## WHAT IS REQUIRED
Please give back each line of the listing, unchanged in every word.

## SUPPLIED RECORDS
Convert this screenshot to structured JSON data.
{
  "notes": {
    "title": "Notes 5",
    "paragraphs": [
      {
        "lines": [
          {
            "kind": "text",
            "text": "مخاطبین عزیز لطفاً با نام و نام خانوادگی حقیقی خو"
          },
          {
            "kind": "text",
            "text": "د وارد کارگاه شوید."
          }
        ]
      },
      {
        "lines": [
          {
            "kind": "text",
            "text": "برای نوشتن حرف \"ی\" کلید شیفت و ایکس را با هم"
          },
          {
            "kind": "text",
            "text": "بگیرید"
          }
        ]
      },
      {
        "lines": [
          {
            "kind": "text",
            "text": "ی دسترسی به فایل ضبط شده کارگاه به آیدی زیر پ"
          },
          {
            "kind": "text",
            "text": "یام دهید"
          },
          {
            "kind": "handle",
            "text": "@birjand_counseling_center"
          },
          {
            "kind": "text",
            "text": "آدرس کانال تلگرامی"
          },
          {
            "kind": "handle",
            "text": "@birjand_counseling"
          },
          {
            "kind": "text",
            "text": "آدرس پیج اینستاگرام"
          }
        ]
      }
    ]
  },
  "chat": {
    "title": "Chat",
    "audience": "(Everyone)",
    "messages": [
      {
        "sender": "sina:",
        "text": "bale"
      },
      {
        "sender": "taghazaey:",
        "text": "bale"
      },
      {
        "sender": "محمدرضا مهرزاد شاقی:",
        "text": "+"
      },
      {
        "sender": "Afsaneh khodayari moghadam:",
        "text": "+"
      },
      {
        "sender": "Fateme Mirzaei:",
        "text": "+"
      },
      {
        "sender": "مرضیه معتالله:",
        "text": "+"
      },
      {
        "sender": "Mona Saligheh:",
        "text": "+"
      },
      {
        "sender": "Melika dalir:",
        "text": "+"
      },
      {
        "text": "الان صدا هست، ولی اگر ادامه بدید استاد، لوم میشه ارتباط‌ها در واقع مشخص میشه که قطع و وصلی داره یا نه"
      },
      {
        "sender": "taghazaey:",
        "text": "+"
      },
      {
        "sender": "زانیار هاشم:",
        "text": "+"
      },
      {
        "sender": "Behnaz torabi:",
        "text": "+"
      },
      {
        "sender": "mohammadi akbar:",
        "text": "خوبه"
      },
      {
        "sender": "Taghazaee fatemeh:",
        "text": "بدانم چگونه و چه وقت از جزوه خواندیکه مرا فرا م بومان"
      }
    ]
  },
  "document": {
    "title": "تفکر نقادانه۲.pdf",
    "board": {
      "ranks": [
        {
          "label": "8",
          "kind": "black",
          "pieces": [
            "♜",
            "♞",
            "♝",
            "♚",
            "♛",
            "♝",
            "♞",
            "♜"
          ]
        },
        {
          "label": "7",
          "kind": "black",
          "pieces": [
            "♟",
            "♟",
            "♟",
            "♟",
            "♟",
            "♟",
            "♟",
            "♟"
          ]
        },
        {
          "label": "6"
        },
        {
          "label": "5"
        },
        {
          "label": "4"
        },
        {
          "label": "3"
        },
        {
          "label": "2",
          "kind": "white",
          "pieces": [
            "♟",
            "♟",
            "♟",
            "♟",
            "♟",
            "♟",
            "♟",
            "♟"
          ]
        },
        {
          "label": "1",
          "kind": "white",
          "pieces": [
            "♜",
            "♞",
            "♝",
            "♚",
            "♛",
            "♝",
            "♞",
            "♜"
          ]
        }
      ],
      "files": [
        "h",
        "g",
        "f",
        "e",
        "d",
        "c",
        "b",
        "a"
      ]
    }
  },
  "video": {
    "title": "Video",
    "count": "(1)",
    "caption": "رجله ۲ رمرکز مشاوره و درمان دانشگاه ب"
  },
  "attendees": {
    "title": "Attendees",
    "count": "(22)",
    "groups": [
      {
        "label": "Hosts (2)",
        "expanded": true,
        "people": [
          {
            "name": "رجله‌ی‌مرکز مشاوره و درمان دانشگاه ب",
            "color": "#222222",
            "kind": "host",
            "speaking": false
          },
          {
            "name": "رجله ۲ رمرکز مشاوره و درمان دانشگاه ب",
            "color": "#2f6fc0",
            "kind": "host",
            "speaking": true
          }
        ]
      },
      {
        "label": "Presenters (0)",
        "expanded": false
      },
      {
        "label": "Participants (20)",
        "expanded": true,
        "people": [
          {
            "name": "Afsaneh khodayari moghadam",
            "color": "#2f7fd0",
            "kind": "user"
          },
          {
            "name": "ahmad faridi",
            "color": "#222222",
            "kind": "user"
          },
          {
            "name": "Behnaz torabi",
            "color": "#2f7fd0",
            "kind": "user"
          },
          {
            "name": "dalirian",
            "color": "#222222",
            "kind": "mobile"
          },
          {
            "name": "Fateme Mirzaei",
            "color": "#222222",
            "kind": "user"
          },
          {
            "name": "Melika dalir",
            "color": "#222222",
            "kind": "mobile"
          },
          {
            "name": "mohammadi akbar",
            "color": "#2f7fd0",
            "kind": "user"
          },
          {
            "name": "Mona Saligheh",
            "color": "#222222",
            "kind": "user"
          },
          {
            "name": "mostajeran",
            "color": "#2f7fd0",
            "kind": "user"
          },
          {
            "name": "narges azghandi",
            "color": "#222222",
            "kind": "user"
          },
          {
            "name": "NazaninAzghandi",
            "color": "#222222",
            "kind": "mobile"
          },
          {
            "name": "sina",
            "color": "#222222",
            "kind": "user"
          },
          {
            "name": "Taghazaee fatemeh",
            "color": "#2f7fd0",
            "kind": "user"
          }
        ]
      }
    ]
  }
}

## RESPONSE AREA
Convert this screenshot to structured JSON data.
{
  "notes": {
    "title": "Notes 5",
    "paragraphs": [
      {
        "lines": [
          {
            "kind": "text",
            "text": "مخاطبین عزیز لطفاً با نام و نام خانوادگی حقیقی خو"
          },
          {
            "kind": "text",
            "text": "د وارد کارگاه شوید."
          }
        ]
      },
      {
        "lines": [
          {
            "kind": "text",
            "text": "برای نوشتن حرف \"ی\" کلید شیفت و ایکس را با هم"
          },
          {
            "kind": "text",
            "text": "بگیرید"
          }
        ]
      },
      {
        "lines": [
          {
            "kind": "text",
            "text": "ی دسترسی به فایل ضبط شده کارگاه به آیدی زیر پ"
          },
          {
            "kind": "text",
            "text": "یام دهید"
          },
          {
            "kind": "handle",
            "text": "@birjand_counseling_center"
          },
          {
            "kind": "text",
            "text": "آدرس کانال تلگرامی"
          },
          {
            "kind": "handle",
            "text": "@birjand_counseling"
          },
          {
            "kind": "text",
            "text": "آدرس پیج اینستاگرام"
          }
        ]
      }
    ]
  },
  "chat": {
    "title": "Chat",
    "audience": "(Everyone)",
    "messages": [
      {
        "sender": "sina:",
        "text": "bale"
      },
      {
        "sender": "taghazaey:",
        "text": "bale"
      },
      {
        "sender": "محمدرضا مهرزاد شاقی:",
        "text": "+"
      },
      {
        "sender": "Afsaneh khodayari moghadam:",
        "text": "+"
      },
      {
        "sender": "Fateme Mirzaei:",
        "text": "+"
      },
      {
        "sender": "مرضیه معتالله:",
        "text": "+"
      },
      {
        "sender": "Mona Saligheh:",
        "text": "+"
      },
      {
        "sender": "Melika dalir:",
        "text": "+"
      },
      {
        "text": "الان صدا هست، ولی اگر ادامه بدید استاد، لوم میشه ارتباط‌ها در واقع مشخص میشه که قطع و وصلی داره یا نه"
      },
      {
        "sender": "taghazaey:",
        "text": "+"
      },
      {
        "sender": "زانیار هاشم:",
        "text": "+"
      },
      {
        "sender": "Behnaz torabi:",
        "text": "+"
      },
      {
        "sender": "mohammadi akbar:",
        "text": "خوبه"
      },
      {
        "sender": "Taghazaee fatemeh:",
        "text": "بدانم چگونه و چه وقت از جزوه خواندیکه مرا فرا م بومان"
      }
    ]
  },
  "document": {
    "title": "تفکر نقادانه۲.pdf",
    "board": {
      "ranks": [
        {
          "label": "8",
          "kind": "black",
          "pieces": [
            "♜",
            "♞",
            "♝",
            "♚",
            "♛",
            "♝",
            "♞",
            "♜"
          ]
        },
        {
          "label": "7",
          "kind": "black",
          "pieces": [
            "♟",
            "♟",
            "♟",
            "♟",
            "♟",
            "♟",
            "♟",
            "♟"
          ]
        },
        {
          "label": "6"
        },
        {
          "label": "5"
        },
        {
          "label": "4"
        },
        {
          "label": "3"
        },
        {
          "label": "2",
          "kind": "white",
          "pieces": [
            "♟",
            "♟",
            "♟",
            "♟",
            "♟",
            "♟",
            "♟",
            "♟"
          ]
        },
        {
          "label": "1",
          "kind": "white",
          "pieces": [
            "♜",
            "♞",
            "♝",
            "♚",
            "♛",
            "♝",
            "♞",
            "♜"
          ]
        }
      ],
      "files": [
        "h",
        "g",
        "f",
        "e",
        "d",
        "c",
        "b",
        "a"
      ]
    }
  },
  "video": {
    "title": "Video",
    "count": "(1)",
    "caption": "رجله ۲ رمرکز مشاوره و درمان دانشگاه ب"
  },
  "attendees": {
    "title": "Attendees",
    "count": "(22)",
    "groups": [
      {
        "label": "Hosts (2)",
        "expanded": true,
        "people": [
          {
            "name": "رجله‌ی‌مرکز مشاوره و درمان دانشگاه ب",
            "color": "#222222",
            "kind": "host",
            "speaking": false
          },
          {
            "name": "رجله ۲ رمرکز مشاوره و درمان دانشگاه ب",
            "color": "#2f6fc0",
            "kind": "host",
            "speaking": true
          }
        ]
      },
      {
        "label": "Presenters (0)",
        "expanded": false
      },
      {
        "label": "Participants (20)",
        "expanded": true,
        "people": [
          {
            "name": "Afsaneh khodayari moghadam",
            "color": "#2f7fd0",
            "kind": "user"
          },
          {
            "name": "ahmad faridi",
            "color": "#222222",
            "kind": "user"
          },
          {
            "name": "Behnaz torabi",
            "color": "#2f7fd0",
            "kind": "user"
          },
          {
            "name": "dalirian",
            "color": "#222222",
            "kind": "mobile"
          },
          {
            "name": "Fateme Mirzaei",
            "color": "#222222",
            "kind": "user"
          },
          {
            "name": "Melika dalir",
            "color": "#222222",
            "kind": "mobile"
          },
          {
            "name": "mohammadi akbar",
            "color": "#2f7fd0",
            "kind": "user"
          },
          {
            "name": "Mona Saligheh",
            "color": "#222222",
            "kind": "user"
          },
          {
            "name": "mostajeran",
            "color": "#2f7fd0",
            "kind": "user"
          },
          {
            "name": "narges azghandi",
            "color": "#222222",
            "kind": "user"
          },
          {
            "name": "NazaninAzghandi",
            "color": "#222222",
            "kind": "mobile"
          },
          {
            "name": "sina",
            "color": "#222222",
            "kind": "user"
          },
          {
            "name": "Taghazaee fatemeh",
            "color": "#2f7fd0",
            "kind": "user"
          }
        ]
      }
    ]
  }
}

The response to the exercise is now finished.